[Saved entries]
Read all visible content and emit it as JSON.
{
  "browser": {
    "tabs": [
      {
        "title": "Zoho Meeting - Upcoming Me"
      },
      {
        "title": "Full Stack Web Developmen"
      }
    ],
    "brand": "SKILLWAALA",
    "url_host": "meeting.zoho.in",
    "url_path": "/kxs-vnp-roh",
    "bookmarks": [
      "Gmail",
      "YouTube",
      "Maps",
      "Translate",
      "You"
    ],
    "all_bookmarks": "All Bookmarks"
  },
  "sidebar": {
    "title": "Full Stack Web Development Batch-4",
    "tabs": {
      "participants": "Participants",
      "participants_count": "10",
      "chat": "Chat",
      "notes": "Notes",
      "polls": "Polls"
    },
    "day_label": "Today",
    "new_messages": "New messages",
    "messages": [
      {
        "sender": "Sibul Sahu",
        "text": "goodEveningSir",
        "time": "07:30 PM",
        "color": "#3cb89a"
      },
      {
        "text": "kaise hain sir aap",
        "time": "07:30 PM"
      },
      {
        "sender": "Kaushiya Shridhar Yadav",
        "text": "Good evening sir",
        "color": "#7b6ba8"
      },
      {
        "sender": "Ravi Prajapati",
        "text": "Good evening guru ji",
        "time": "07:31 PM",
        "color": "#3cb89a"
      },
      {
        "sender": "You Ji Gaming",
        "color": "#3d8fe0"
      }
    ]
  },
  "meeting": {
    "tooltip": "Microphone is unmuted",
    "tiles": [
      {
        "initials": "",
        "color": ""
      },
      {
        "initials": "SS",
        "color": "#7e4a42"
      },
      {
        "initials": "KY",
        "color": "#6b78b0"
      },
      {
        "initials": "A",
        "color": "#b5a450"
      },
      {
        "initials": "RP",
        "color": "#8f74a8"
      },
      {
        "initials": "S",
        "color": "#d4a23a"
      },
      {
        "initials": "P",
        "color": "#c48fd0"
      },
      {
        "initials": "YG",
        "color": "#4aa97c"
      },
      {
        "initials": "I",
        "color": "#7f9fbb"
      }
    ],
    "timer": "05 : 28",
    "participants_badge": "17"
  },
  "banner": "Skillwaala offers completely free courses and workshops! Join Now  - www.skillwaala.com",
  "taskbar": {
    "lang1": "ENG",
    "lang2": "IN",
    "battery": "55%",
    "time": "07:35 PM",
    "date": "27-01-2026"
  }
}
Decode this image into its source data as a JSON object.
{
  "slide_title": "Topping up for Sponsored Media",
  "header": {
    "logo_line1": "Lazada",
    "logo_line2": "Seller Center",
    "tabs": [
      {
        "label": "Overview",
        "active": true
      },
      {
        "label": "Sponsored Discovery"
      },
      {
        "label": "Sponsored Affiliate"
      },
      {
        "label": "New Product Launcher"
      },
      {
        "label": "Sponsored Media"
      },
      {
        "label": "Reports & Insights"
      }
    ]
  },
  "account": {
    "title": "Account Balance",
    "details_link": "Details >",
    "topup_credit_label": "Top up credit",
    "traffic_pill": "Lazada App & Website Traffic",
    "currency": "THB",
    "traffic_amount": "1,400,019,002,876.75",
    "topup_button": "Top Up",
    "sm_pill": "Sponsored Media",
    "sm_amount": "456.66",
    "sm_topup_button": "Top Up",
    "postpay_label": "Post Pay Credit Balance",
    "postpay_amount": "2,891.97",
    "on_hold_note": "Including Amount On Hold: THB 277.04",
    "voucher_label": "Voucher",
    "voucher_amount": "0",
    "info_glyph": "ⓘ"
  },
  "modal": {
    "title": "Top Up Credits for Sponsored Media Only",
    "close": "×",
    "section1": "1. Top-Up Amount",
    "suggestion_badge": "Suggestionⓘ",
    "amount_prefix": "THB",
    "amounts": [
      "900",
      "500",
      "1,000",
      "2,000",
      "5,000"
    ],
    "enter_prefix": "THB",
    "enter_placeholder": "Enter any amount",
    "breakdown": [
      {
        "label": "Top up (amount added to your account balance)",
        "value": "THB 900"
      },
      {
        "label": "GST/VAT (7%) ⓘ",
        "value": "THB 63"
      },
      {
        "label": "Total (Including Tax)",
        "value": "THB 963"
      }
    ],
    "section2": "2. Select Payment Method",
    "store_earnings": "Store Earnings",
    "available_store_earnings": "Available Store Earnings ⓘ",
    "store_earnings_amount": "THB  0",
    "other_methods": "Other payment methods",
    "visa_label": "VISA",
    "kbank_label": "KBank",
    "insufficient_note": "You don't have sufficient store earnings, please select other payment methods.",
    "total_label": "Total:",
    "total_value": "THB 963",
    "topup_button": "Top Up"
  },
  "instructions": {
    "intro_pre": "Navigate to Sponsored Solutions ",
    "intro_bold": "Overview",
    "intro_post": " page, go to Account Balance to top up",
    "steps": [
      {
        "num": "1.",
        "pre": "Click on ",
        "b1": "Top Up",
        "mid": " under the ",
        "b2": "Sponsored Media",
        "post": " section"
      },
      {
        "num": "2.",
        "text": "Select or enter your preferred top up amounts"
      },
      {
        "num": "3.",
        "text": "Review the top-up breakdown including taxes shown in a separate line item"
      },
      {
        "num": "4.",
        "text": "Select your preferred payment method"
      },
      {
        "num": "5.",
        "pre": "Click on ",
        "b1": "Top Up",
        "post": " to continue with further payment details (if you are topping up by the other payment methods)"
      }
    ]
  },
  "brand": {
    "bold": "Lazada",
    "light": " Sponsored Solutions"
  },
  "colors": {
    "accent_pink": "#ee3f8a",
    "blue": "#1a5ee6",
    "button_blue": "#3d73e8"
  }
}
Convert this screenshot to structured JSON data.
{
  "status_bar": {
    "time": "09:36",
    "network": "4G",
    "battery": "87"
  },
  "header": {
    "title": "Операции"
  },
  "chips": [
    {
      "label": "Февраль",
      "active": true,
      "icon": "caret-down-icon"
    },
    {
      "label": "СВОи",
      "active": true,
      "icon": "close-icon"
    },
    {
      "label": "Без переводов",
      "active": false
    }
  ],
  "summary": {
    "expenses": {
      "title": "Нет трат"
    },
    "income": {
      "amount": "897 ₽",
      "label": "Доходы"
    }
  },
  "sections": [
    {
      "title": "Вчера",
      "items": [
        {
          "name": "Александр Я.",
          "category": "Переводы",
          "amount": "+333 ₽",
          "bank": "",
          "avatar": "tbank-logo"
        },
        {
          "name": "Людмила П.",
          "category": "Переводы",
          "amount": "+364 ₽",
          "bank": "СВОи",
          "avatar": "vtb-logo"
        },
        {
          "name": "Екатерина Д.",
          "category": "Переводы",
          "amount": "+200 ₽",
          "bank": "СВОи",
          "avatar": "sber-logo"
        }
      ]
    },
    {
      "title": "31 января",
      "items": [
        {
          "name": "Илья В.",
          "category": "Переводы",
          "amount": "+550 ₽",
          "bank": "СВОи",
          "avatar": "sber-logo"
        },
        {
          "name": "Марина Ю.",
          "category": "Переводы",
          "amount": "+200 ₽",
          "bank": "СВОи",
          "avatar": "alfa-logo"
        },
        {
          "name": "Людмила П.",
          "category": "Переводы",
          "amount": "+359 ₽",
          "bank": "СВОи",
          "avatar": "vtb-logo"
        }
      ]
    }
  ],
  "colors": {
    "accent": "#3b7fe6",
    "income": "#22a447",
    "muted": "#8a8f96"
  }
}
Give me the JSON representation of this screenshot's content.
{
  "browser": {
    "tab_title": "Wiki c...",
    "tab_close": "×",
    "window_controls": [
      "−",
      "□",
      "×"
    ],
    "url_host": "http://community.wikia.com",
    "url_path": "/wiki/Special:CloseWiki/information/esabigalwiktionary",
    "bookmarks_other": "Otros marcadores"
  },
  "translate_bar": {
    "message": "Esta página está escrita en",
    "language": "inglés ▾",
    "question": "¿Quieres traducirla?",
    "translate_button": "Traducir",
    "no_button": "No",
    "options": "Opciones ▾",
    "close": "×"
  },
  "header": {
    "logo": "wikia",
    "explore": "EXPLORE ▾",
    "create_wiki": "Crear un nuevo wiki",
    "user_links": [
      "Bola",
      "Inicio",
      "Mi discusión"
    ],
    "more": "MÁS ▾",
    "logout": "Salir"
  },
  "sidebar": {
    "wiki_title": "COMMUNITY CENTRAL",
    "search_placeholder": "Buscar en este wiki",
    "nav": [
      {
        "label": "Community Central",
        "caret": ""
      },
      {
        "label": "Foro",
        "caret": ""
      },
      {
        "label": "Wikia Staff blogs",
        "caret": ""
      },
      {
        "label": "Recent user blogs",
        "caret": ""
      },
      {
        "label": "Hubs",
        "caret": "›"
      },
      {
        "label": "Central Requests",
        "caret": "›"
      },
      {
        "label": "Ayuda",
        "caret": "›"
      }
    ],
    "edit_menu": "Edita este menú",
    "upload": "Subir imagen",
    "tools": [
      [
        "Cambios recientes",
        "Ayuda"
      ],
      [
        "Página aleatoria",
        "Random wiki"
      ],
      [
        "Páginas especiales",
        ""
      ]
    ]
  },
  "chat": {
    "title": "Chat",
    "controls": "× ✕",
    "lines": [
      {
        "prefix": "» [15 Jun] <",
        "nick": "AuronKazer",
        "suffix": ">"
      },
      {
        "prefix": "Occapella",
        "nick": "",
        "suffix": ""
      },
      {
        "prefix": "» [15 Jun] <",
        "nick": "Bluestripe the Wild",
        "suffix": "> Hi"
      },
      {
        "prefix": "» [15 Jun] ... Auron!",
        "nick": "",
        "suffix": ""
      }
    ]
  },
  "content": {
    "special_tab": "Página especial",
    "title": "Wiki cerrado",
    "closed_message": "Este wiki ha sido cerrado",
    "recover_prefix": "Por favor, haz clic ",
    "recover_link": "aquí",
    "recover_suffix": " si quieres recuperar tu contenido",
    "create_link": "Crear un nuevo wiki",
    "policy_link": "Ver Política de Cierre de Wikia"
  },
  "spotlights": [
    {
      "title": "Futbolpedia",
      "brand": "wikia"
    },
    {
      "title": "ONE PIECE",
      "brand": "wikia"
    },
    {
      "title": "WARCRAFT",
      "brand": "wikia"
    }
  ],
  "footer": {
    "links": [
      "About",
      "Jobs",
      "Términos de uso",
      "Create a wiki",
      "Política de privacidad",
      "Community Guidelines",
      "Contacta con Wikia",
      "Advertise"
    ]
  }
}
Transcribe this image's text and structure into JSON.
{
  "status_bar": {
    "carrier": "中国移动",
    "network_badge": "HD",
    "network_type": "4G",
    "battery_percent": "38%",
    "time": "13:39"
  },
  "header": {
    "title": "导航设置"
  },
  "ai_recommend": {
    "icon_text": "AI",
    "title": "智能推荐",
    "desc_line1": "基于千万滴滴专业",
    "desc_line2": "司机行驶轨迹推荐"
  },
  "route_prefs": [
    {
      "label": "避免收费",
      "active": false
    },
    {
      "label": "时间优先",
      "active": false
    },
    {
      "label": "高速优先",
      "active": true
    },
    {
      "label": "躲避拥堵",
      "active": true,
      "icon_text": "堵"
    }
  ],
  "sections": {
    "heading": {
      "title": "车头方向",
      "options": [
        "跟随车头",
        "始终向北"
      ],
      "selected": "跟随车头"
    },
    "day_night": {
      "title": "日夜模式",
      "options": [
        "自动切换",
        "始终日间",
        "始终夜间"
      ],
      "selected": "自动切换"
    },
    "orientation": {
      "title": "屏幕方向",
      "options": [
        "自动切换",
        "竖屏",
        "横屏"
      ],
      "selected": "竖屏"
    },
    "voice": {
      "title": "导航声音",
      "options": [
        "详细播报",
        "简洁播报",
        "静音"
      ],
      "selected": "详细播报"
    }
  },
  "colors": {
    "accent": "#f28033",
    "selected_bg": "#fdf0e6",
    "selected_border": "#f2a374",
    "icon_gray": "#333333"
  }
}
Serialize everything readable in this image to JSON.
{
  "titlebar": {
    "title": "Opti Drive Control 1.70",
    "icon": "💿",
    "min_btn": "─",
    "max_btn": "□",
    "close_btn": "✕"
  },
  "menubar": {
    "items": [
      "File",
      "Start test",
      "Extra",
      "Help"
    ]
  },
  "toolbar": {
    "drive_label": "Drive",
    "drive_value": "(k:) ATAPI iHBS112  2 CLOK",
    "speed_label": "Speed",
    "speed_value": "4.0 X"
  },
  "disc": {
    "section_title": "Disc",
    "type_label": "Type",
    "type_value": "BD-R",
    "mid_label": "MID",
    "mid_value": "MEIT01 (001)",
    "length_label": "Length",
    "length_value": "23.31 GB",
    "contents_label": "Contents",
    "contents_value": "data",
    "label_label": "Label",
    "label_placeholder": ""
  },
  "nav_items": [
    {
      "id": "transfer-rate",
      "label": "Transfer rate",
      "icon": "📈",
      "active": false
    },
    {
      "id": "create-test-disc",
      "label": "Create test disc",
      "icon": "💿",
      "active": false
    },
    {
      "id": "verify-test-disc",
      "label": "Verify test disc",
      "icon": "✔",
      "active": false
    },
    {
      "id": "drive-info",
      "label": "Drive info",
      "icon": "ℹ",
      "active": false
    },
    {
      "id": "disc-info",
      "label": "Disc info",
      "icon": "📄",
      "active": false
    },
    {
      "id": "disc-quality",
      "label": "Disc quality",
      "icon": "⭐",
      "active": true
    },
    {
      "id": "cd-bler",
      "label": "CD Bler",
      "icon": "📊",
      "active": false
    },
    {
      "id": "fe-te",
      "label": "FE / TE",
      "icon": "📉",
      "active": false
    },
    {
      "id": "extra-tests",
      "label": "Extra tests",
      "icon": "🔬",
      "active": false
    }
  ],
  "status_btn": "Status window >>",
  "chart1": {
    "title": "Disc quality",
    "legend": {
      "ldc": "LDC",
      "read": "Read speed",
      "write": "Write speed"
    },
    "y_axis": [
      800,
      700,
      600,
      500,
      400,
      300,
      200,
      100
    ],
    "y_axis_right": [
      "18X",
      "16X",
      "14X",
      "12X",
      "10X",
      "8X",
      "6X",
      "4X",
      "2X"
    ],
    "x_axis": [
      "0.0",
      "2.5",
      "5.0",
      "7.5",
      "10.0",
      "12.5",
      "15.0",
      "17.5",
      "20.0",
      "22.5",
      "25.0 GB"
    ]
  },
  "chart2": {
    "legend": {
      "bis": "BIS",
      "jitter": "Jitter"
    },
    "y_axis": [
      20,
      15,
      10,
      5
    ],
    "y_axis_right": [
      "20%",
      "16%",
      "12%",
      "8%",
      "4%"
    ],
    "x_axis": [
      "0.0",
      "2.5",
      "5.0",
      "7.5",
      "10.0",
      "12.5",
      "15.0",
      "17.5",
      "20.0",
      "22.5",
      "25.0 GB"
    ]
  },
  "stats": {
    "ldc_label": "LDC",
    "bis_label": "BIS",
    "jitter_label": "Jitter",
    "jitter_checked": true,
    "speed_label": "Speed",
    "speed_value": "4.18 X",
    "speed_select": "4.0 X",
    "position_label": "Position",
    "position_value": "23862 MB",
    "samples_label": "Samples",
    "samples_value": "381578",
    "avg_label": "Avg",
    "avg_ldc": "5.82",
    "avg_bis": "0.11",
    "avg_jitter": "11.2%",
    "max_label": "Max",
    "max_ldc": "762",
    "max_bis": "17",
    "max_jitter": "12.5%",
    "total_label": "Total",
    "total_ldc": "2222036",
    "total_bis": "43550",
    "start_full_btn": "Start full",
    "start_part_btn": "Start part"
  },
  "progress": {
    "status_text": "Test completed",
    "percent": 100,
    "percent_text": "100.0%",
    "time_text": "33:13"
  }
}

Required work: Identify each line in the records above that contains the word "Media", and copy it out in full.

Answer to the exercise:
  "slide_title": "Topping up for Sponsored Media",
        "label": "Sponsored Media"
    "sm_pill": "Sponsored Media",
    "title": "Top Up Credits for Sponsored Media Only",
        "b2": "Sponsored Media",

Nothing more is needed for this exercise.